We’re about to the end (thank goodness!) of a historic election.
Or is it a historical election?
Or an historic / historical election?
Or maybe it’s simply hysterical?
If you’re now as confused as I am, here’s the rest of the story:
historic (adjective): famous or important in history, or potentially so; having great and lasting importance
The historic importance of Abraham Lincoln’s Gettysburg Address is widely recognized.
The president was pleased to see so many citizens attend the historic ceremony.
The Supreme Court has heard many historic cases.
historical (adjective): of or relating to history or past events; belonging to the past rather than the present; based on history
He has a collection of historical artifacts from the Revolutionary War.
There’s no historical data to support her claim.
Historical treasures abound at the new National Museum of African American History and Culture in Washington, D.C.
We historically have always followed the board meeting with dinner.
Historical also can mean showing development based on chronological order:
They provided a historical account of the battles of the Revolutionary War.
Killer Tip to help remember the difference:
One source describes historic as implying judgment, because the term deems something as significant. Historical, on the other hand, simply describes anything from or that occurred in the distant past.

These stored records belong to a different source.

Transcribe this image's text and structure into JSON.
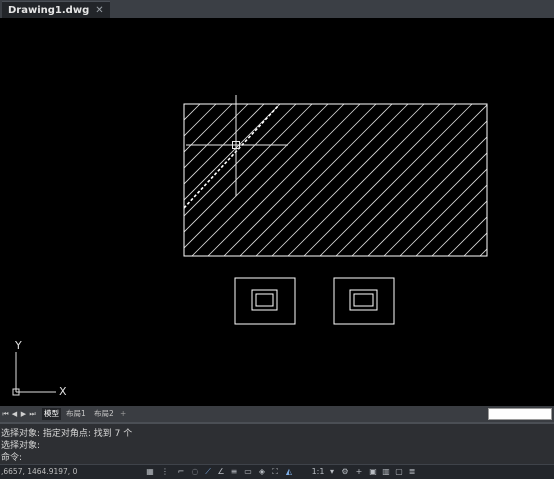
{
  "tabs": [
    {
      "label": "Drawing1.dwg",
      "close": "✕"
    }
  ],
  "layout_tabs": [
    {
      "label": "模型",
      "active": true
    },
    {
      "label": "布局1",
      "active": false
    },
    {
      "label": "布局2",
      "active": false
    },
    {
      "label": "+",
      "active": false
    }
  ],
  "nav_arrows": [
    "⏮",
    "◀",
    "▶",
    "⏭"
  ],
  "ucs": {
    "y_label": "Y",
    "x_label": "X"
  },
  "command_history": [
    "选择对象: 指定对角点: 找到 7 个",
    "选择对象:",
    "命令:"
  ],
  "status": {
    "coordinates": ",6657, 1464.9197, 0",
    "scale": "1:1",
    "icons": [
      "grid-icon",
      "snap-icon",
      "ortho-icon",
      "polar-icon",
      "osnap-icon",
      "otrack-icon",
      "lineweight-icon",
      "transparency-icon",
      "selection-cycling-icon",
      "annotation-scale-icon",
      "annotation-visibility-icon",
      "workspace-gear-icon",
      "plus-icon",
      "isolate-icon",
      "hardware-accel-icon",
      "clean-screen-icon",
      "customize-icon"
    ]
  },
  "colors": {
    "background": "#000000",
    "geometry": "#ffffff",
    "highlight": "#e8e8e8",
    "accent": "#7fb0e8"
  }
}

And remember: a historical, not an historical
Hysterical, by the way, is defined as marked by uncontrollable, extreme emotion. Enough said.

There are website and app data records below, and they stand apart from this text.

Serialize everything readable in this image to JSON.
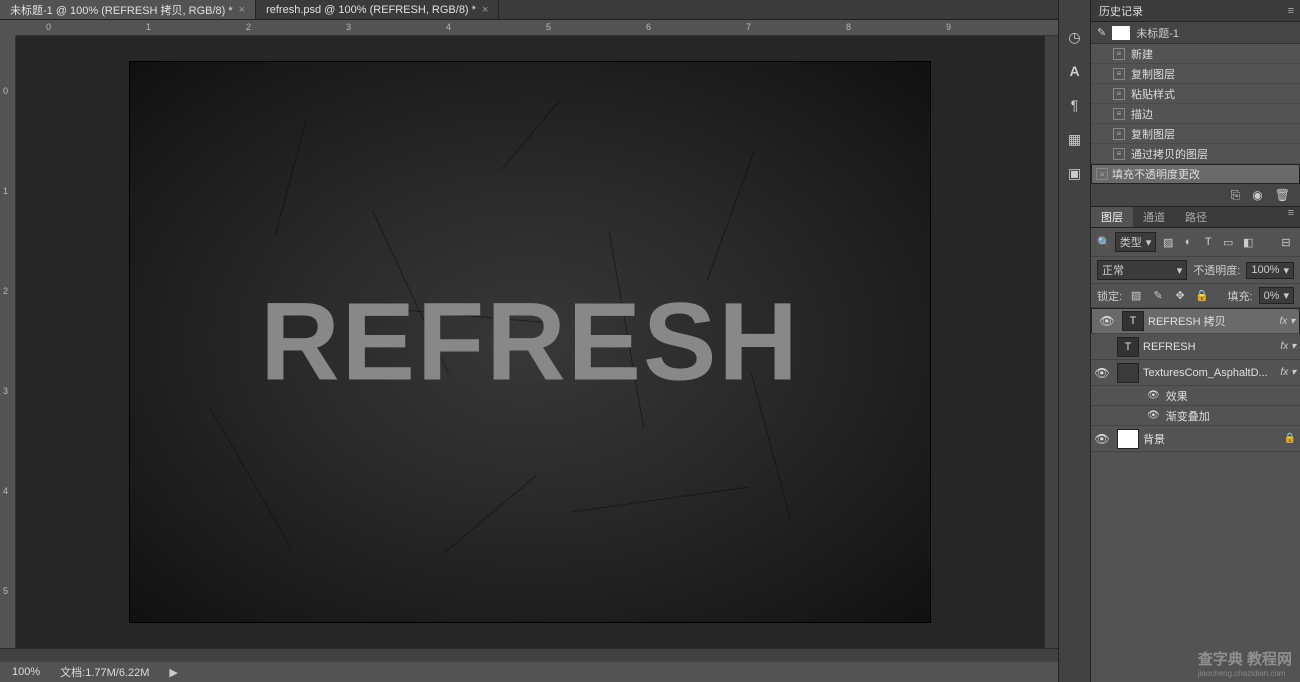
{
  "tabs": [
    {
      "label": "未标题-1 @ 100% (REFRESH 拷贝, RGB/8) *"
    },
    {
      "label": "refresh.psd @ 100% (REFRESH, RGB/8) *"
    }
  ],
  "ruler_h": [
    "0",
    "1",
    "2",
    "3",
    "4",
    "5",
    "6",
    "7",
    "8",
    "9"
  ],
  "ruler_v": [
    "0",
    "1",
    "2",
    "3",
    "4",
    "5"
  ],
  "canvas_text": "REFRESH",
  "status": {
    "zoom": "100%",
    "doc": "文档:1.77M/6.22M"
  },
  "dock": [
    "history",
    "A",
    "paragraph",
    "grid",
    "image"
  ],
  "history": {
    "title": "历史记录",
    "doc": "未标题-1",
    "items": [
      "新建",
      "复制图层",
      "粘贴样式",
      "描边",
      "复制图层",
      "通过拷贝的图层",
      "填充不透明度更改"
    ]
  },
  "layer_tabs": [
    "图层",
    "通道",
    "路径"
  ],
  "filter": {
    "label": "类型",
    "icons": [
      "img",
      "circ",
      "T",
      "rect",
      "fx"
    ]
  },
  "blend": {
    "mode": "正常",
    "opacity_label": "不透明度:",
    "opacity": "100%"
  },
  "lock": {
    "label": "锁定:",
    "fill_label": "填充:",
    "fill": "0%"
  },
  "layers": [
    {
      "eye": true,
      "thumb": "T",
      "name": "REFRESH 拷贝",
      "fx": true,
      "sel": true
    },
    {
      "eye": false,
      "thumb": "T",
      "name": "REFRESH",
      "fx": true
    },
    {
      "eye": true,
      "thumb": "tex",
      "name": "TexturesCom_AsphaltD...",
      "fx": true,
      "subs": [
        "效果",
        "渐变叠加"
      ]
    },
    {
      "eye": true,
      "thumb": "white",
      "name": "背景",
      "lock": true
    }
  ],
  "watermark": {
    "main": "查字典 教程网",
    "sub": "jiaocheng.chazidian.com"
  }
}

To complete this post, there is a valid word that I don’t recall every having heard — and I don’t expect to ever use it, unless possibly in jest:
historicalness (noun), the state of having existed in the past; the quality or fact of being historical
Now you have it: the meanings and implications of historic and historical. Expand the enlightenment by sharing this post with others who might find these highly similar terms as confusing as I — and maybe some of you — did.
Kathleen Watson is known as the ruthless editor. She has just published an excellent grammar book that clears up questions that have been festering. Lie vs. lay is just one of 60 tips you’ll find in Grammar for People Who Hate Rules: Killer Tips from The Ruthless Editor. At $8.95, that’s just 15 cents a tip!
To buy your copy, click here: Grammar for People Who Hate Rules: Killer Tips from The Ruthless Editor.